EXERCISE AIM
Give the entries again exactly. Skip the pictures.

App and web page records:

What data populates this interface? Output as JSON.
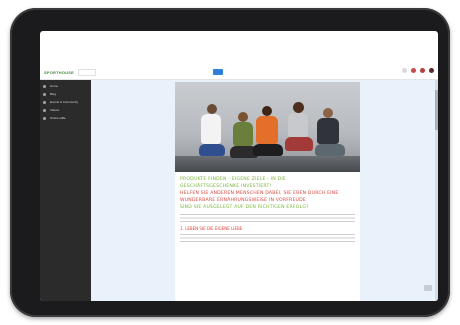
{
  "header": {
    "logo_text": "SPORTHOUSE",
    "search_placeholder": "",
    "user_text": "",
    "accent_color": "#2f7fd6"
  },
  "sidebar": {
    "items": [
      {
        "label": "Home",
        "icon": "home-icon"
      },
      {
        "label": "Blog",
        "icon": "document-icon"
      },
      {
        "label": "Events & Community",
        "icon": "calendar-icon"
      },
      {
        "label": "Videos",
        "icon": "video-icon"
      },
      {
        "label": "Online-Hilfe",
        "icon": "help-icon"
      }
    ]
  },
  "article": {
    "headline_lines": [
      {
        "text": "PRODUKTE FINDEN - EIGENE ZIELE - IN DIE",
        "color": "green"
      },
      {
        "text": "GESCHÄFTSGESCHENKE INVESTIERT!",
        "color": "green"
      },
      {
        "text": "HELFEN SIE ANDEREN MENSCHEN DABEI, SIE EBEN DURCH EINE",
        "color": "red"
      },
      {
        "text": "WUNDERBARE ERNÄHRUNGSWEISE IN VORFREUDE",
        "color": "red"
      },
      {
        "text": "SIND SIE AUSGELEGT AUF DEN RICHTIGEN ERFOLG?",
        "color": "green"
      }
    ],
    "paragraph": "",
    "subheading": "1. LEBEN SIE DIE EIGENE LIEBE",
    "paragraph2": ""
  }
}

RESULT
What data populates this interface? Output as JSON.
{
  "header": {
    "logo_text": "SPORTHOUSE",
    "search_placeholder": "",
    "user_text": "",
    "accent_color": "#2f7fd6"
  },
  "sidebar": {
    "items": [
      {
        "label": "Home",
        "icon": "home-icon"
      },
      {
        "label": "Blog",
        "icon": "document-icon"
      },
      {
        "label": "Events & Community",
        "icon": "calendar-icon"
      },
      {
        "label": "Videos",
        "icon": "video-icon"
      },
      {
        "label": "Online-Hilfe",
        "icon": "help-icon"
      }
    ]
  },
  "article": {
    "headline_lines": [
      {
        "text": "PRODUKTE FINDEN - EIGENE ZIELE - IN DIE",
        "color": "green"
      },
      {
        "text": "GESCHÄFTSGESCHENKE INVESTIERT!",
        "color": "green"
      },
      {
        "text": "HELFEN SIE ANDEREN MENSCHEN DABEI, SIE EBEN DURCH EINE",
        "color": "red"
      },
      {
        "text": "WUNDERBARE ERNÄHRUNGSWEISE IN VORFREUDE",
        "color": "red"
      },
      {
        "text": "SIND SIE AUSGELEGT AUF DEN RICHTIGEN ERFOLG?",
        "color": "green"
      }
    ],
    "paragraph": "",
    "subheading": "1. LEBEN SIE DIE EIGENE LIEBE",
    "paragraph2": ""
  }
}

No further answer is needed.